Disclosures

Dr. Gonzalez is a member of the Journal of the American Veterinary Medical Association (JAVMA) scientific review board. She declares that she had no role in the editorial direction of this manuscript. No AI-assisted technologies were used in the generation of this manuscript.

Funding

The authors have nothing to disclose.

References

  • 1.

    Labor force characteristics by race and ethnicity, 2021. US Bureau of Labor Statistics. January 2023. https://www.bls.gov

  • 2.

    Gill G, Singh B. Where do deans of veterinary medicine in the United States and Canada come from? Can Vet J. 2020;61(11):1187-1196.

  • 3.

    Ayman R, Korabik K. Leadership: why gender and culture matter. Am Psychol. 2010;65(3):157-170. doi:10.1037/a0018806

  • 4.

    Beer J. Diversity in leadership. Perspect Pol Pract Higher Educ. 2015;19(2):40-42. doi:10.1080/13603108.2015.1021402

  • 5.

    Rahal HK, Tabibian JH, Issaka RB, et al. Diversity, equity, and inclusion in gastroenterology and hepatology: a survey of where we stand. Hepatology. 2022;76(6):1825-1835. doi:10.1002/hep.32757

    • Search Google Scholar
    • Export Citation
  • 6.

    Chilazi S, Bohnet I. How to best use data to meet your DE&I goals. December 3, 2020. https://hbr.org/2020/12/how-to-best-use-data-to-meet-your-dei-goals

    • Search Google Scholar
    • Export Citation
  • 7.

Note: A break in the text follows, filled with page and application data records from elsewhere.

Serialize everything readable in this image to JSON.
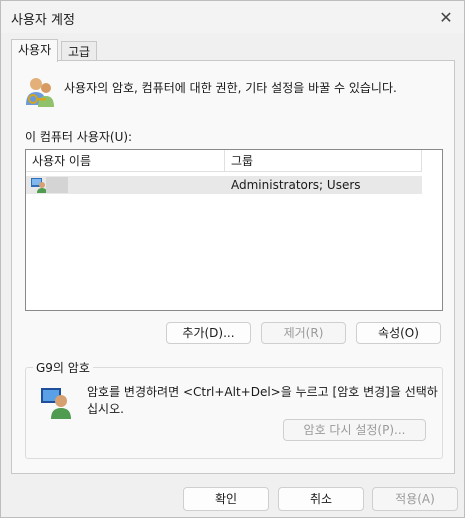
{
  "window": {
    "title": "사용자 계정",
    "close_glyph": "✕"
  },
  "tabs": [
    {
      "label": "사용자",
      "active": true
    },
    {
      "label": "고급",
      "active": false
    }
  ],
  "users_tab": {
    "description": "사용자의 암호, 컴퓨터에 대한 권한, 기타 설정을 바꿀 수 있습니다.",
    "users_label": "이 컴퓨터 사용자(U):",
    "columns": [
      "사용자 이름",
      "그룹"
    ],
    "rows": [
      {
        "name": "",
        "group": "Administrators; Users",
        "icon": "user-icon"
      }
    ],
    "buttons": {
      "add": "추가(D)...",
      "remove": "제거(R)",
      "properties": "속성(O)"
    },
    "password_group": {
      "title": "G9의 암호",
      "text": "암호를 변경하려면 <Ctrl+Alt+Del>을 누르고 [암호 변경]을 선택하십시오.",
      "reset_button": "암호 다시 설정(P)..."
    }
  },
  "footer": {
    "ok": "확인",
    "cancel": "취소",
    "apply": "적용(A)"
  }
}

    Kayingo G, Bradley-Guidry C, Burwell N, Suzuki S, Dorough R, Bester V. Assessing and benchmarking equity, diversity, and inclusion in healthcare professions. JAAPA. 2022;35(11):51-54. doi:10.1097/01.JAA.0000885184.50730.94

    • Search Google Scholar
    • Export Citation
  • 8.

    Annual Data Report, 2021-2022. American Association of Veterinary Medical Colleges. 2022. Accessed July 13, 2023. https://www.aavmc.org/about-aavmc/public-data

    • Search Google Scholar
    • Export Citation
  • 9.

    Morello SL, Colopy SA, Bruckner K, Buhr KA. Demographics, measures of professional achievement, and gender differences for diplomates of the American College of Veterinary Surgeons in 2015. J Am Vet Med Assoc. 2019;255(11):1270-1282. doi:10.2460/javma.255.11.1270

    • Search Google Scholar
    • Export Citation
  • 10.

    Timmenga FSL, Jansen W, Turner PV, De Briyne N. Mental well-being and diversity, equity, and inclusiveness in the veterinary profession: pathways to a more resilient profession. Front Vet Sci. 2022;9:888189. doi:10.3389/fvets.2022.888189

    • Search Google Scholar
    • Export Citation
  • 11.

    Odunayo A, Alwood A, Asokan V, et al. Our quest for creating a space that is welcoming to all: a commentary from the American College of Veterinary Emergency and Critical Care Diversity, Equity, and Inclusion Committee. J Vet Emerg Crit Care (San Antonio). 2022;32(2):165-167. doi:10.1111/vec.13190

    • Search Google Scholar
    • Export Citation
  • 12.

    Morello SL, Genovese J, Pankowski A, Sweet EA, Hetzel SJ. Occupational segregation by gender in veterinary specialties: who we are choosing, or who is choosing us. Vet Surg. 2021;50(6):1191-1200. doi:10.1111/vsu.13676

    • Search Google Scholar
    • Export Citation
  • 13.

    Milstein MS, Gilbertson MLJ, Bernstein LA, Hsue W. Integrating the Multicultural Veterinary Medical Association actionables into diversity, equity, and inclusion curricula in United States veterinary colleges. J Am Vet Med Assoc. 2022;260(10):1145-1152. doi:10.2460/javma.21.10.0459

    • Search Google Scholar
    • Export Citation
  • 14.

    Carethers JM, Quezada SM, Carr RM, Day LW. Diversity within US gastroenterology physician practices: the pipeline, cultural competencies, and gastroenterology societies approaches. Gastroenterology. 2019;156(4):829-833. doi:10.1053/j.gastro.2018.10.056

    • Search Google Scholar
    • Export Citation
  • 15.

    Moy E, Bartman BA. Physician race and care of minority and medically indigent patients. JAMA. 1995;273(19):1515-1520. doi:10.1001/jama.1995.03520430051038

    • Search Google Scholar
    • Export Citation
All Time Past Year Past 30 Days
Abstract Views 0 0 0
Full Text Views 1883 1883 143
PDF Downloads 646 646 23
Advertisement